ISM Manufacturing PMI (Fri): The consensus looks for a little change, at 47.0 in August (prev. 46.9). Although there are some differences in the ISM data vs the S&P Global PMI data, the flash release of the latter showed the manufacturing PMI falling to a two-month low of 47.0 (from 49.0 in July), while the output index dropped below 50.0, to 47.5 (from 50.2). The report from S&P said that it was a signal of a “solid deterioration” in operating conditions midway through Q3; “the decline was the second-sharpest since January, as a renewed drop in output and steeper decrease in new orders weighed on the overall performance of the sector,” it added, with the lower new sales leading to a retrenchment among manufacturers as input buying fell at a quicker pace. S&P said the fall in purchasing activity reflected a reduced need to store materials and finished items, and subsequently, manufacturing inventories declined further. “Despite lower demand, vendor performance improved to the smallest extent since February,” S&P wrote, “some companies stated that a shortage of drivers at suppliers frustrated efforts to reduce delivery times.”
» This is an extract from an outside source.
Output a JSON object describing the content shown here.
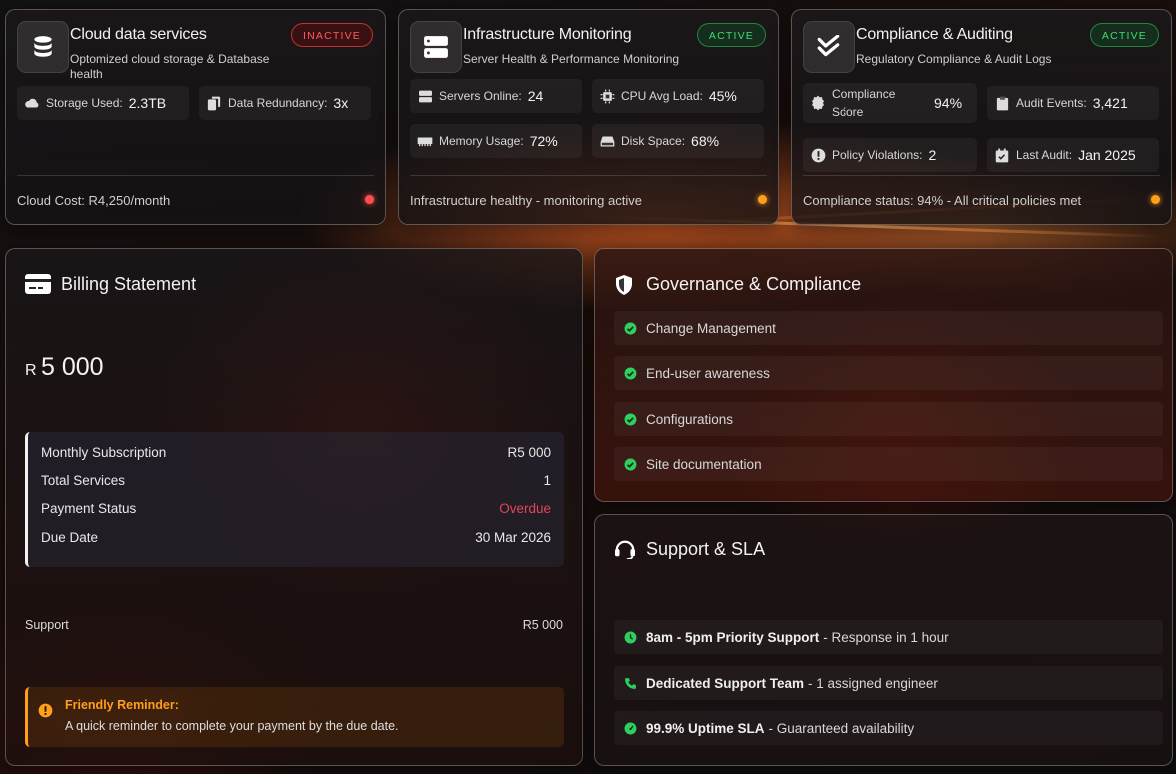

US Jobs Report (Fri): The consensus looks for 160k nonfarm payrolls to be added to the US economy in August (prev. 187k), and the unemployment rate is expected to remain at 3.5%, while average hourly earnings are seen rising 0.3% M/M, cooling from a rate of 0.4% seen in July. Analysts have been looking for the rate of job additions to cool as we progress further towards the end of the year. The Fed has projected that the jobless rate will rise to 4.1% by the end of this year, though officials have been noting the resilience of the labour market recently; recent initial jobless claims data, for instance, has failed to meaningfully spike higher, and in the survey week that coincides with the BLS jobs report window, the four-week moving average was at 234.5k (vs 237.5k going into the July data), and continuing claims was at 1.697mln (vs 1.717mln). Elsewhere, the BLS this week published its prelim estimates for the upcoming benchmark revisions to payroll employment, revising down employment levels for the year through March 2023 by 306k. Moody’s explained that “the eventual benchmark changes, released early next year, will impact the full period from April 2022 through March 2023,” adding that the data was in line with its expectations “that employment growth will be revised lower, and while the monthly details are not yet known, the size of the revision would imply a 25k per month reduction in job growth.”
This article originally appeared on Newsquawk.